      PubDate: Tue, 22 Nov 2016 00:00:00 GMT
       
  • The Promise of Palliative Care
    • Authors: Malani PN; Widera E.
      Abstract: In 1998, only 15% of US hospitals with 50 beds or more had a formal palliative care program; by 2013, the proportion had increased to 67%. Among larger hospitals (>300 beds), 90% now have palliative care programs. This expansion coincides with a growing body of high-quality evidence that supports the early involvement of palliative care specialists, even from the time a serious illness is initially diagnosed.
      PubDate: Tue, 22 Nov 2016 00:00:00 GMT
       
  • Patient Self-care as a Disruptive Heath Care Delivery Innovation

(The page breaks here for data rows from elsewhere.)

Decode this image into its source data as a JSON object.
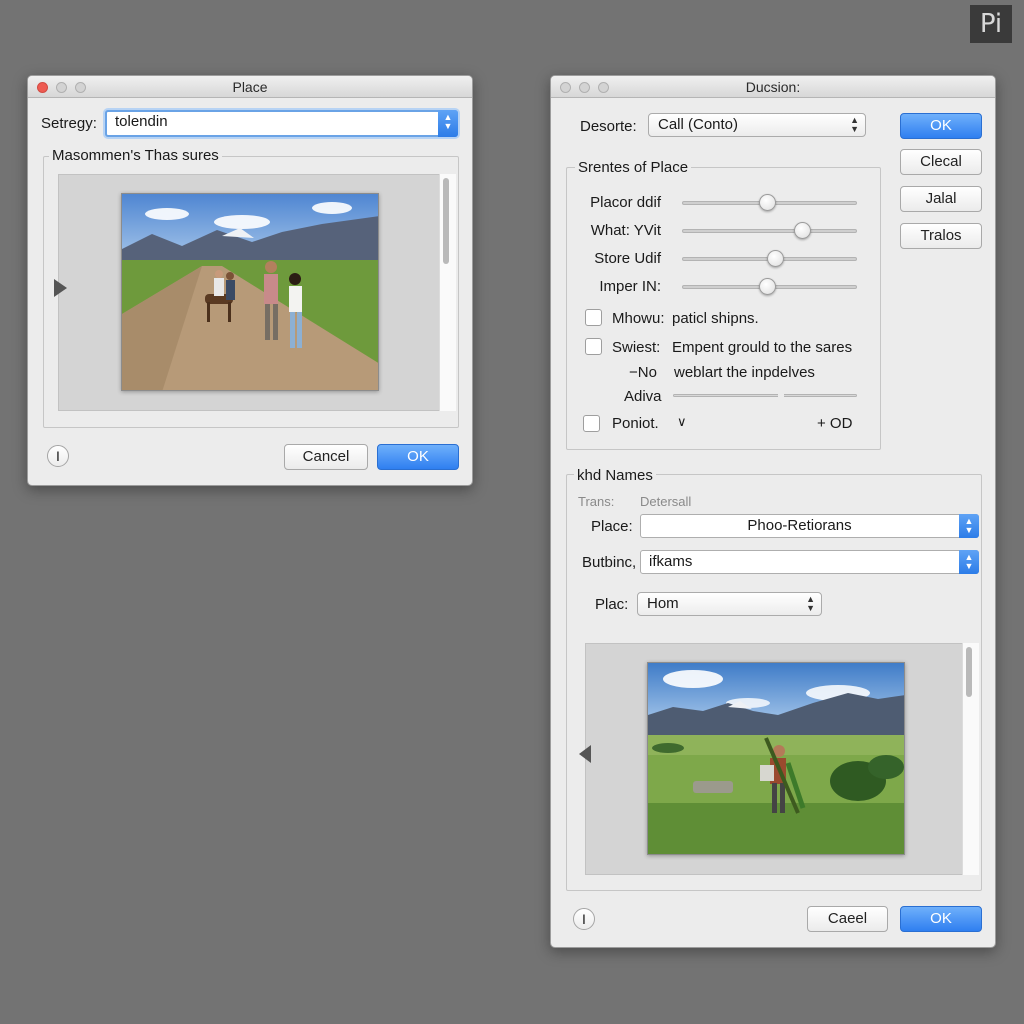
{
  "app_badge": "Pi",
  "place_dialog": {
    "title": "Place",
    "strategy_label": "Setregy:",
    "strategy_value": "tolendin",
    "group_title": "Masommen's Thas sures",
    "help_label": "I",
    "cancel_label": "Cancel",
    "ok_label": "OK"
  },
  "decision_dialog": {
    "title": "Ducsion:",
    "desorte_label": "Desorte:",
    "desorte_value": "Call (Conto)",
    "buttons": {
      "ok": "OK",
      "clecal": "Clecal",
      "jalal": "Jalal",
      "tralos": "Tralos"
    },
    "settings_group": {
      "title": "Srentes of Place",
      "sliders": [
        {
          "label": "Placor ddif",
          "value": 0.5
        },
        {
          "label": "What: YVit",
          "value": 0.7
        },
        {
          "label": "Store Udif",
          "value": 0.55
        },
        {
          "label": "Imper IN:",
          "value": 0.5
        }
      ],
      "check_mhowu": {
        "label": "Mhowu:",
        "text": "paticl shipns.",
        "checked": false
      },
      "check_swiest": {
        "label": "Swiest:",
        "text": "Empent grould to the sares",
        "checked": false
      },
      "no_label": "−No",
      "no_text": "weblart the inpdelves",
      "adiva_label": "Adiva",
      "adiva_value": 0.62,
      "poniot": {
        "label": "Poniot.",
        "caret": "∨",
        "add_label": "+ OD",
        "checked": false
      }
    },
    "names_group": {
      "title": "khd Names",
      "trans_label": "Trans:",
      "trans_value": "Detersall",
      "place_label": "Place:",
      "place_value": "Phoo-Retiorans",
      "butbinc_label": "Butbinc,",
      "butbinc_value": "ifkams",
      "plac_label": "Plac:",
      "plac_value": "Hom"
    },
    "help_label": "I",
    "cancel_label": "Caeel",
    "ok_label": "OK"
  },
  "colors": {
    "desktop": "#737373",
    "accent": "#2f7ff0",
    "window": "#ececec"
  }
}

    • Authors: Bhavan KP; Agrawal D, Cerise F.
      Abstract: This Viewpoint discusses self-administered outpatient intravenous antibiotic treatment as an example of a health care delivery innovation that improves the patient experience of health care, improves outcomes, and reduces costs.
      PubDate: Tue, 22 Nov 2016 00:00:00 GMT
       
  • Pharmaceuticals and Public Health
    • Authors: Conti RM; Gee RE, Sharfstein JM.
      Abstract: This Viewpoint argues for a shift in pharmaceutical pricing from an individual- to a population-based perspective and proposes policy options to incentivize pricing that would make treating populations with disease sustainable.
      PubDate: Tue, 22 Nov 2016 00:00:00 GMT
       
  • Pharmaceuticals and Public Health
    • Authors: Conti RM; Gee RE, Sharfstein JM.
      Abstract: This Viewpoint argues for a shift in pharmaceutical pricing from an individual- to a population-based perspective and proposes policy options to incentivize pricing that would make treating populations with disease sustainable.
      PubDate: Tue, 22 Nov 2016 00:00:00 GMT
       
  • Trade, Investment, and Tobacco
    • Authors: Roache SA; Gostin LO, Bianco Fonsalia E.
      Abstract: This Viewpoint summarizes tobacco industry challenges to public health laws and the risks faced by countries seeking to enact laws targeting smoking and highlights the need for full exclusion of tobacco products from trade agreements.
      PubDate: Tue, 22 Nov 2016 00:00:00 GMT
       
  • Highlights for November 22/29, 2016
    • PubDate: Tue, 22 Nov 2016 00:00:00 GMT
       
  • Highlights for November 22/29, 2016
    • PubDate: Tue, 22 Nov 2016 00:00:00 GMT
       
  • Patient Self-care as a Disruptive Heath Care Delivery Innovation
    • Authors: Bhavan KP; Agrawal D, Cerise F.
      Abstract: This Viewpoint discusses self-administered outpatient intravenous antibiotic treatment as an example of a health care delivery innovation that improves the patient experience of health care, improves outcomes, and reduces costs.
      PubDate: Tue, 22 Nov 2016 00:00:00 GMT
       
 
 
JournalTOCs
School of Mathematical and Computer Sciences
Heriot-Watt University
Edinburgh, EH14 4AS, UK
Email: journaltocs@hw.ac.uk
Tel: +00 44 (0)131 4513762
Fax: +00 44 (0)131 4513327
 
Home (Search)
Subjects A-Z
Publishers A-Z
Customise
APIs
Your IP address: 54.147.211.117
 
About JournalTOCs
API
Help
News (blog, publications)
JournalTOCs on Twitter   JournalTOCs on Facebook

JournalTOCs © 2009-2016